Items from an interface collection:
-----

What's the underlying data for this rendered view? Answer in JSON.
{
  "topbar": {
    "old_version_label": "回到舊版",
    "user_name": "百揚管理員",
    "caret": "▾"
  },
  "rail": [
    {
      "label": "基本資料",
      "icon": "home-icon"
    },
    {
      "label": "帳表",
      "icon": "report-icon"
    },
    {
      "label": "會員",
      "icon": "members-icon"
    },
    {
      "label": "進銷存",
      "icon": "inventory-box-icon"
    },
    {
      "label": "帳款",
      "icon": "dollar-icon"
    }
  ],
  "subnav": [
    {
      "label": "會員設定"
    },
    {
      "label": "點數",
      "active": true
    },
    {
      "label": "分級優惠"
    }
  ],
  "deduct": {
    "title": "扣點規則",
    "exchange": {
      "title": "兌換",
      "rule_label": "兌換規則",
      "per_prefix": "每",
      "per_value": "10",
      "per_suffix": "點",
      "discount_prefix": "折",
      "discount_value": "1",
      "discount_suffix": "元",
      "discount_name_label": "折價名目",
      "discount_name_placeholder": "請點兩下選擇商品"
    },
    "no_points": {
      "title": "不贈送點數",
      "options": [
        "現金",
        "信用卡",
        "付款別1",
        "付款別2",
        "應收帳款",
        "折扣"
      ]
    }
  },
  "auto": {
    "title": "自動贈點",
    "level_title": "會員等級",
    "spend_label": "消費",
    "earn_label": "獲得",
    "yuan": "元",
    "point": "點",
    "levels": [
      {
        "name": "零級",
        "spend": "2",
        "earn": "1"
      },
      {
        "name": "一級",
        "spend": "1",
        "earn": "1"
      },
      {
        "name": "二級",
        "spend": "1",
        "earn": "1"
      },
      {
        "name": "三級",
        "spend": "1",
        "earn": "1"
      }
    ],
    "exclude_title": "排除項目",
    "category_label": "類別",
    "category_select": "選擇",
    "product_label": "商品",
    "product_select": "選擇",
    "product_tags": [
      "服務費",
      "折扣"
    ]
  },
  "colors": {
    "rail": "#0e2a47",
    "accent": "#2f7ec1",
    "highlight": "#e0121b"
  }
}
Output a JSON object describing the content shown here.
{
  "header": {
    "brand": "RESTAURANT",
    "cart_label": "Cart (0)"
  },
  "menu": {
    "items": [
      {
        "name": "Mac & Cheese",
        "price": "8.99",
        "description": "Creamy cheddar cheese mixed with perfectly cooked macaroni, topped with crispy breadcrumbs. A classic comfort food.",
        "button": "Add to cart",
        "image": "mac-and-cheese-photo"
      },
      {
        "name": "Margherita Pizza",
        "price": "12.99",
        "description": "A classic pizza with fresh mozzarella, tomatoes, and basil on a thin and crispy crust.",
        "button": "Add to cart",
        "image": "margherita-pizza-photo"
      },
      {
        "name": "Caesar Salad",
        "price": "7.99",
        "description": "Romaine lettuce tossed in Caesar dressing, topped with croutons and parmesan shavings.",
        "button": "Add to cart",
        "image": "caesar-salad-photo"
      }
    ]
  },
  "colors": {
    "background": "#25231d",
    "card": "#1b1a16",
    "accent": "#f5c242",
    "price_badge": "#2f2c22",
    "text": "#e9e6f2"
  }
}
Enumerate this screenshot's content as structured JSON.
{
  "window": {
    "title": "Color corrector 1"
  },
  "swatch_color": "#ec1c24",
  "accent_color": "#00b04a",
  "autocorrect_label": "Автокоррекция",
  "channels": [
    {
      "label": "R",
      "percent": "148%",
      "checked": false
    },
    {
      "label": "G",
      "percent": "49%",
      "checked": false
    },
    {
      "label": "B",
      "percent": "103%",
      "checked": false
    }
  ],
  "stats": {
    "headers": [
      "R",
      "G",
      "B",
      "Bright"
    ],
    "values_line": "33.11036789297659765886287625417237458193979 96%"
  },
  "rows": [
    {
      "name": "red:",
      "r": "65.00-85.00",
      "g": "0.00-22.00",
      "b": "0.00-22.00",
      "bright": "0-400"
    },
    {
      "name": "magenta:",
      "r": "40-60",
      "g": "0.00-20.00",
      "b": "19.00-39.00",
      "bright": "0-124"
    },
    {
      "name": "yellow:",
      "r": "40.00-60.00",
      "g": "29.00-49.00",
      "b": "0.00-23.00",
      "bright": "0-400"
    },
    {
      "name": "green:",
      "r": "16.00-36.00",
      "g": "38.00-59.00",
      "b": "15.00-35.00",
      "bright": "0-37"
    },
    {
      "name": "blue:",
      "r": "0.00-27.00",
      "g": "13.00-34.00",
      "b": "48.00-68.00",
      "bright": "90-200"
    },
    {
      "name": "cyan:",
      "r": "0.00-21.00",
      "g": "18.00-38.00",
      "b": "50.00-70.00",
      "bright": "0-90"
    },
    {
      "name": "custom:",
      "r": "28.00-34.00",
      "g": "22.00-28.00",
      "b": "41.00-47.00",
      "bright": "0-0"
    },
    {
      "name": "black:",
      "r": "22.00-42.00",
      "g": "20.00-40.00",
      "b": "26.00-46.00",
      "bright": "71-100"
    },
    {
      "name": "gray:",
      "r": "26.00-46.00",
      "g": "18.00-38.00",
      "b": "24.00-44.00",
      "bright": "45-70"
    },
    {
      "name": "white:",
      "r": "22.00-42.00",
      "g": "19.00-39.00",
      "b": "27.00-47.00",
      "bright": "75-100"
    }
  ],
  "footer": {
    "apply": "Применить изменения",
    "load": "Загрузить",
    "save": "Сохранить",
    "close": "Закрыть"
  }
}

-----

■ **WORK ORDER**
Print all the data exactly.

■ **SOLUTION TO THIS EXERCISE**
What's the underlying data for this rendered view? Answer in JSON.
{
  "topbar": {
    "old_version_label": "回到舊版",
    "user_name": "百揚管理員",
    "caret": "▾"
  },
  "rail": [
    {
      "label": "基本資料",
      "icon": "home-icon"
    },
    {
      "label": "帳表",
      "icon": "report-icon"
    },
    {
      "label": "會員",
      "icon": "members-icon"
    },
    {
      "label": "進銷存",
      "icon": "inventory-box-icon"
    },
    {
      "label": "帳款",
      "icon": "dollar-icon"
    }
  ],
  "subnav": [
    {
      "label": "會員設定"
    },
    {
      "label": "點數",
      "active": true
    },
    {
      "label": "分級優惠"
    }
  ],
  "deduct": {
    "title": "扣點規則",
    "exchange": {
      "title": "兌換",
      "rule_label": "兌換規則",
      "per_prefix": "每",
      "per_value": "10",
      "per_suffix": "點",
      "discount_prefix": "折",
      "discount_value": "1",
      "discount_suffix": "元",
      "discount_name_label": "折價名目",
      "discount_name_placeholder": "請點兩下選擇商品"
    },
    "no_points": {
      "title": "不贈送點數",
      "options": [
        "現金",
        "信用卡",
        "付款別1",
        "付款別2",
        "應收帳款",
        "折扣"
      ]
    }
  },
  "auto": {
    "title": "自動贈點",
    "level_title": "會員等級",
    "spend_label": "消費",
    "earn_label": "獲得",
    "yuan": "元",
    "point": "點",
    "levels": [
      {
        "name": "零級",
        "spend": "2",
        "earn": "1"
      },
      {
        "name": "一級",
        "spend": "1",
        "earn": "1"
      },
      {
        "name": "二級",
        "spend": "1",
        "earn": "1"
      },
      {
        "name": "三級",
        "spend": "1",
        "earn": "1"
      }
    ],
    "exclude_title": "排除項目",
    "category_label": "類別",
    "category_select": "選擇",
    "product_label": "商品",
    "product_select": "選擇",
    "product_tags": [
      "服務費",
      "折扣"
    ]
  },
  "colors": {
    "rail": "#0e2a47",
    "accent": "#2f7ec1",
    "highlight": "#e0121b"
  }
}
Output a JSON object describing the content shown here.
{
  "header": {
    "brand": "RESTAURANT",
    "cart_label": "Cart (0)"
  },
  "menu": {
    "items": [
      {
        "name": "Mac & Cheese",
        "price": "8.99",
        "description": "Creamy cheddar cheese mixed with perfectly cooked macaroni, topped with crispy breadcrumbs. A classic comfort food.",
        "button": "Add to cart",
        "image": "mac-and-cheese-photo"
      },
      {
        "name": "Margherita Pizza",
        "price": "12.99",
        "description": "A classic pizza with fresh mozzarella, tomatoes, and basil on a thin and crispy crust.",
        "button": "Add to cart",
        "image": "margherita-pizza-photo"
      },
      {
        "name": "Caesar Salad",
        "price": "7.99",
        "description": "Romaine lettuce tossed in Caesar dressing, topped with croutons and parmesan shavings.",
        "button": "Add to cart",
        "image": "caesar-salad-photo"
      }
    ]
  },
  "colors": {
    "background": "#25231d",
    "card": "#1b1a16",
    "accent": "#f5c242",
    "price_badge": "#2f2c22",
    "text": "#e9e6f2"
  }
}
Enumerate this screenshot's content as structured JSON.
{
  "window": {
    "title": "Color corrector 1"
  },
  "swatch_color": "#ec1c24",
  "accent_color": "#00b04a",
  "autocorrect_label": "Автокоррекция",
  "channels": [
    {
      "label": "R",
      "percent": "148%",
      "checked": false
    },
    {
      "label": "G",
      "percent": "49%",
      "checked": false
    },
    {
      "label": "B",
      "percent": "103%",
      "checked": false
    }
  ],
  "stats": {
    "headers": [
      "R",
      "G",
      "B",
      "Bright"
    ],
    "values_line": "33.11036789297659765886287625417237458193979 96%"
  },
  "rows": [
    {
      "name": "red:",
      "r": "65.00-85.00",
      "g": "0.00-22.00",
      "b": "0.00-22.00",
      "bright": "0-400"
    },
    {
      "name": "magenta:",
      "r": "40-60",
      "g": "0.00-20.00",
      "b": "19.00-39.00",
      "bright": "0-124"
    },
    {
      "name": "yellow:",
      "r": "40.00-60.00",
      "g": "29.00-49.00",
      "b": "0.00-23.00",
      "bright": "0-400"
    },
    {
      "name": "green:",
      "r": "16.00-36.00",
      "g": "38.00-59.00",
      "b": "15.00-35.00",
      "bright": "0-37"
    },
    {
      "name": "blue:",
      "r": "0.00-27.00",
      "g": "13.00-34.00",
      "b": "48.00-68.00",
      "bright": "90-200"
    },
    {
      "name": "cyan:",
      "r": "0.00-21.00",
      "g": "18.00-38.00",
      "b": "50.00-70.00",
      "bright": "0-90"
    },
    {
      "name": "custom:",
      "r": "28.00-34.00",
      "g": "22.00-28.00",
      "b": "41.00-47.00",
      "bright": "0-0"
    },
    {
      "name": "black:",
      "r": "22.00-42.00",
      "g": "20.00-40.00",
      "b": "26.00-46.00",
      "bright": "71-100"
    },
    {
      "name": "gray:",
      "r": "26.00-46.00",
      "g": "18.00-38.00",
      "b": "24.00-44.00",
      "bright": "45-70"
    },
    {
      "name": "white:",
      "r": "22.00-42.00",
      "g": "19.00-39.00",
      "b": "27.00-47.00",
      "bright": "75-100"
    }
  ],
  "footer": {
    "apply": "Применить изменения",
    "load": "Загрузить",
    "save": "Сохранить",
    "close": "Закрыть"
  }
}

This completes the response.